[Task inputs]
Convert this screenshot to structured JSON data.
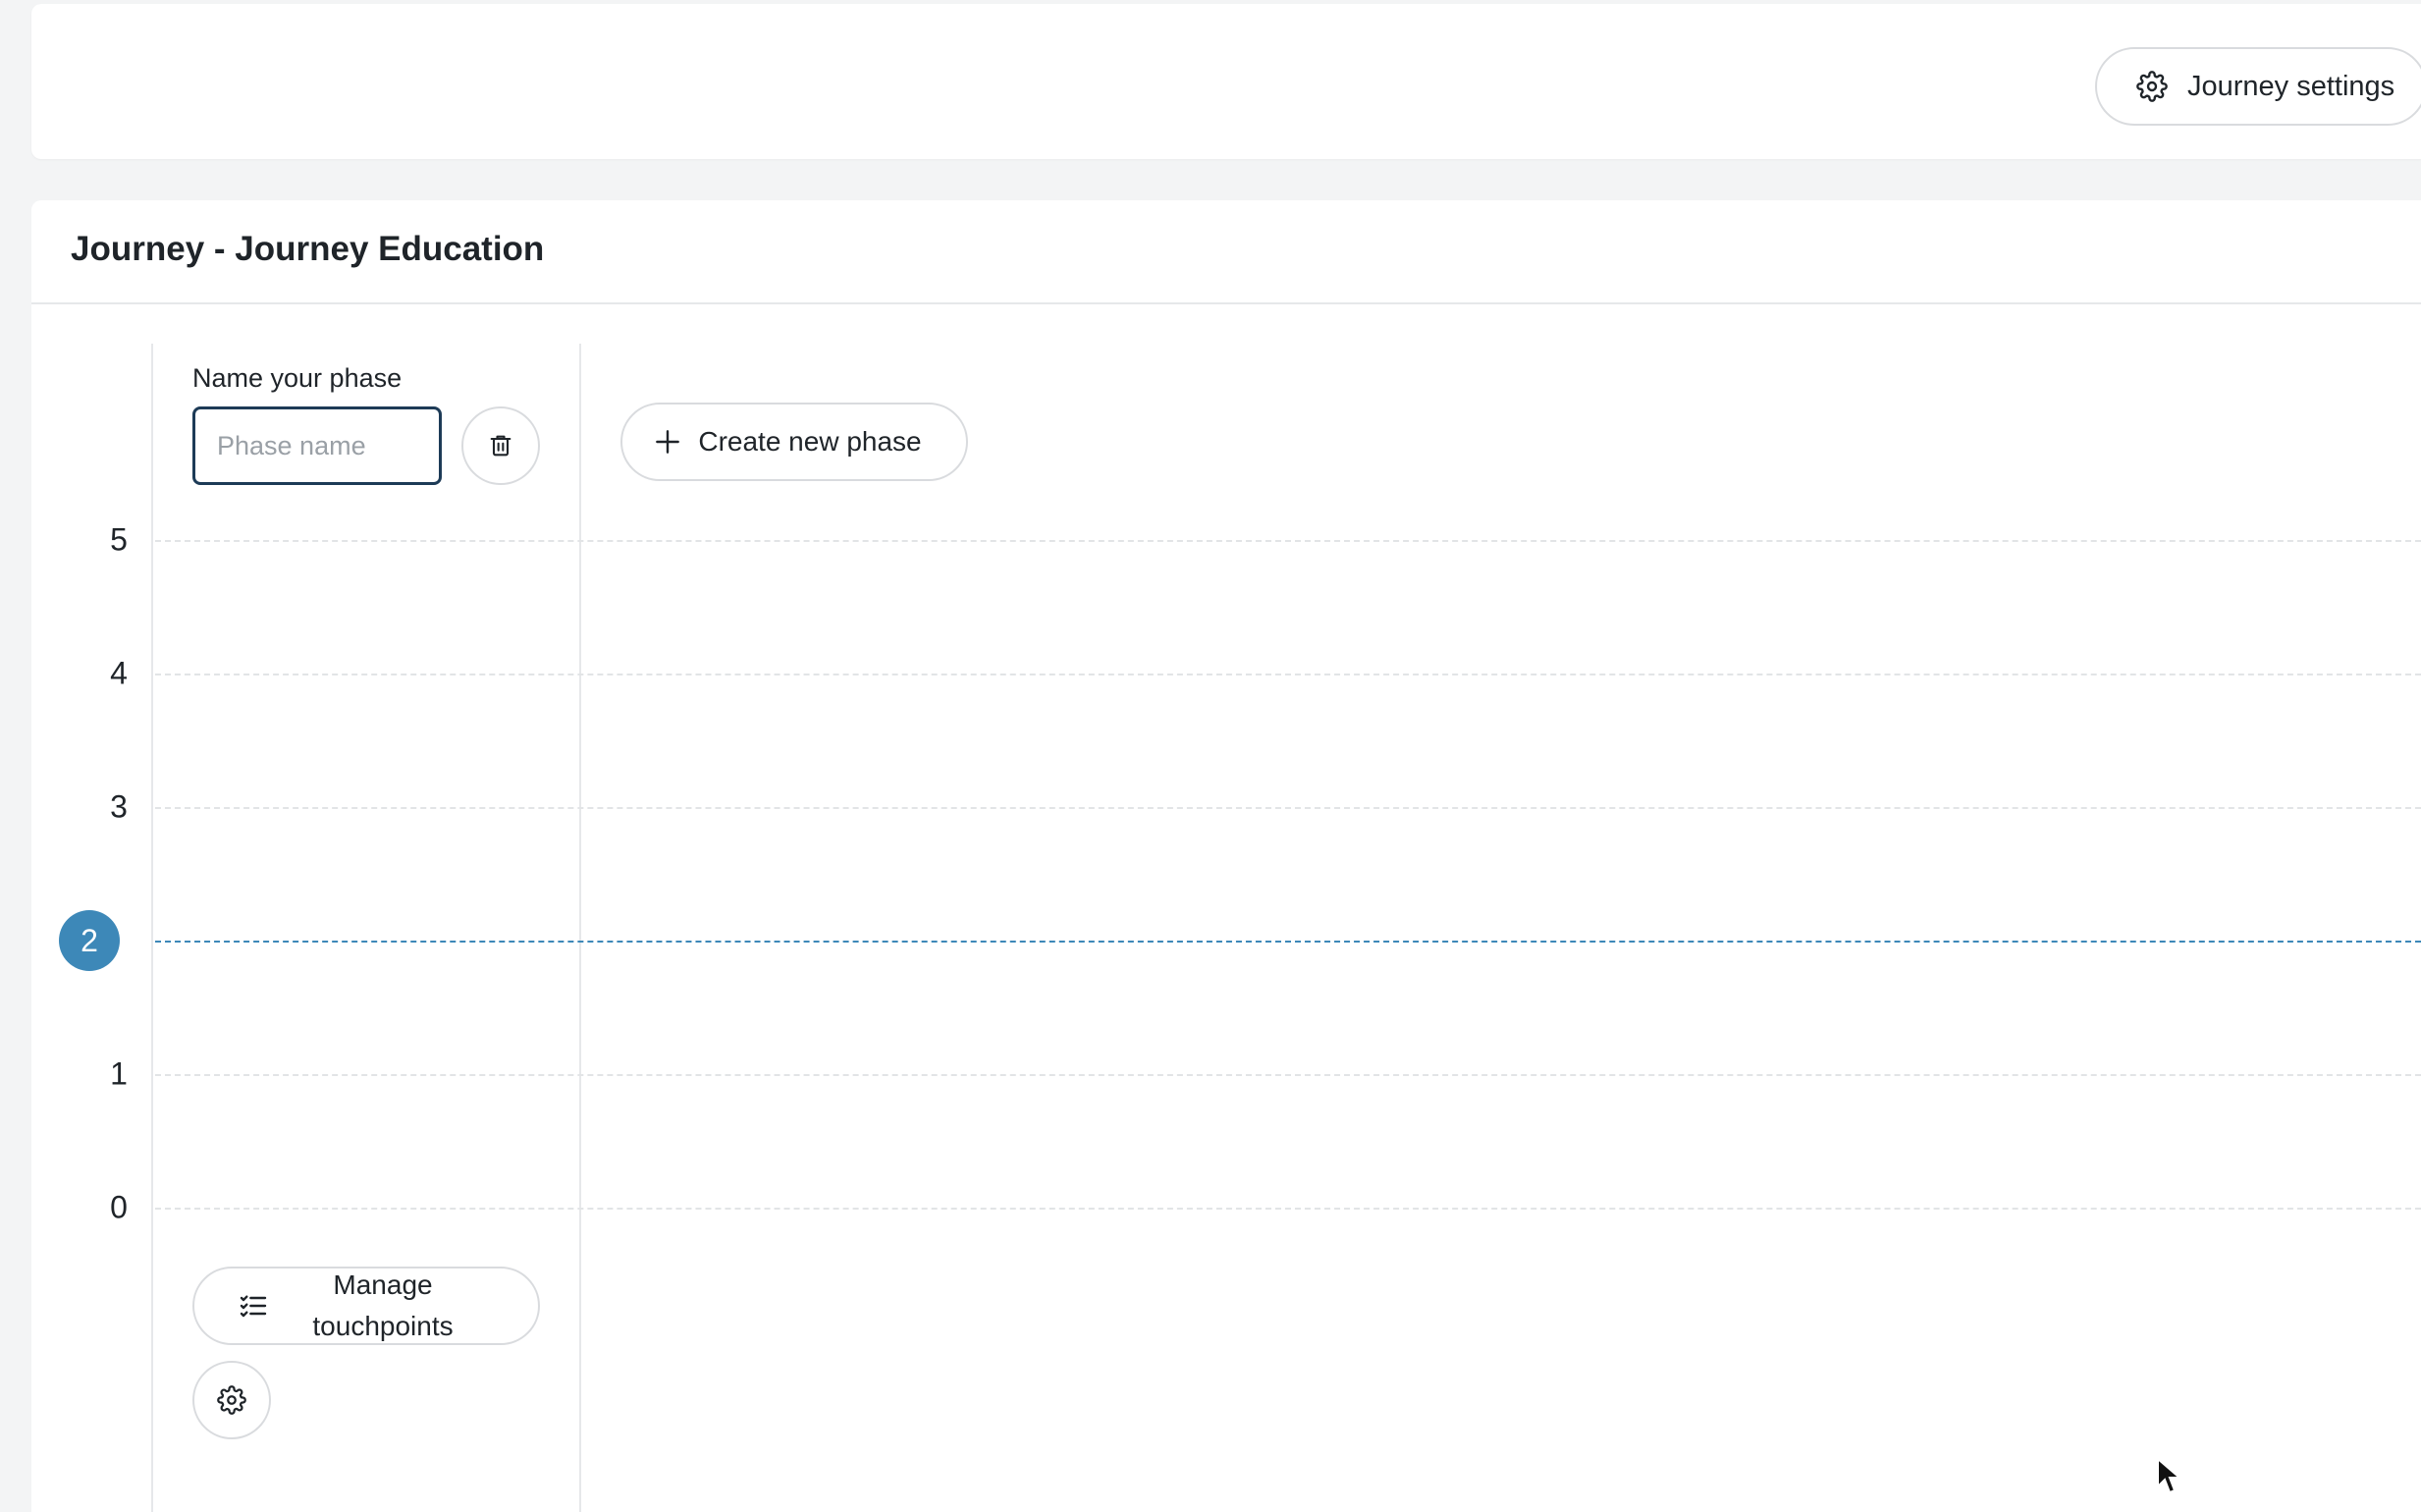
{
  "header": {
    "settings_label": "Journey settings",
    "settings_icon": "gear-icon"
  },
  "card": {
    "title": "Journey - Journey Education"
  },
  "phase": {
    "label": "Name your phase",
    "input_value": "",
    "input_placeholder": "Phase name",
    "delete_icon": "trash-icon"
  },
  "actions": {
    "create_phase_label": "Create new phase",
    "create_phase_icon": "plus-icon",
    "manage_touchpoints_label": "Manage touchpoints",
    "manage_touchpoints_icon": "checklist-icon",
    "settings_icon": "gear-icon"
  },
  "scale": {
    "levels": [
      "5",
      "4",
      "3",
      "2",
      "1",
      "0"
    ],
    "selected": "2",
    "selected_color": "#3d88b8"
  },
  "colors": {
    "accent": "#3d88b8",
    "input_border": "#1d3b57"
  }
}
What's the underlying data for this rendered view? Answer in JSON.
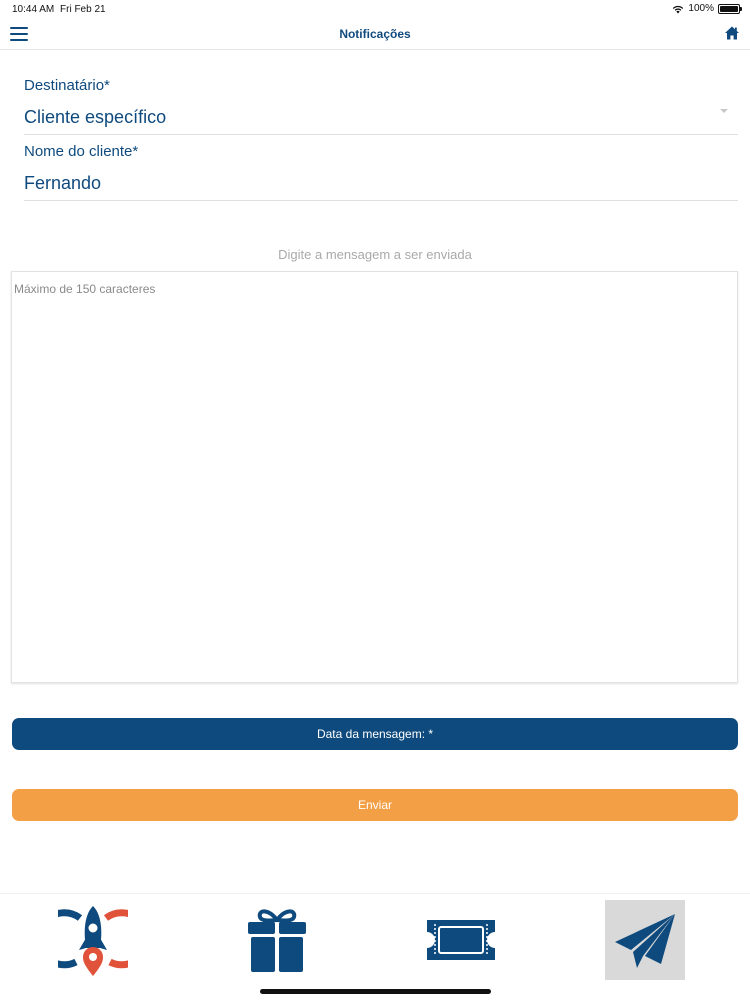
{
  "status_bar": {
    "time": "10:44 AM",
    "date": "Fri Feb 21",
    "battery": "100%",
    "icons": [
      "wifi-icon",
      "battery-icon"
    ]
  },
  "header": {
    "title": "Notificações",
    "left_icon": "menu-icon",
    "right_icon": "home-icon"
  },
  "form": {
    "recipient": {
      "label": "Destinatário*",
      "value": "Cliente específico"
    },
    "client_name": {
      "label": "Nome do cliente*",
      "value": "Fernando"
    },
    "message": {
      "hint": "Digite a mensagem a ser enviada",
      "placeholder": "Máximo de 150 caracteres"
    }
  },
  "buttons": {
    "date_label": "Data da mensagem: *",
    "send_label": "Enviar"
  },
  "tab_bar": {
    "items": [
      {
        "icon": "rocket-location-icon",
        "selected": false
      },
      {
        "icon": "gift-icon",
        "selected": false
      },
      {
        "icon": "ticket-icon",
        "selected": false
      },
      {
        "icon": "paper-plane-icon",
        "selected": true
      }
    ]
  },
  "colors": {
    "primary": "#0f4a7e",
    "accent_orange": "#f29f45",
    "accent_red": "#e0523a",
    "divider": "#e0e0e0",
    "selected_tab": "#d9d9d9"
  }
}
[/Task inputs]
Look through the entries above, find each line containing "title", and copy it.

■ Your response
    "title": "Journey - Journey Education"
    "title": "Notificações",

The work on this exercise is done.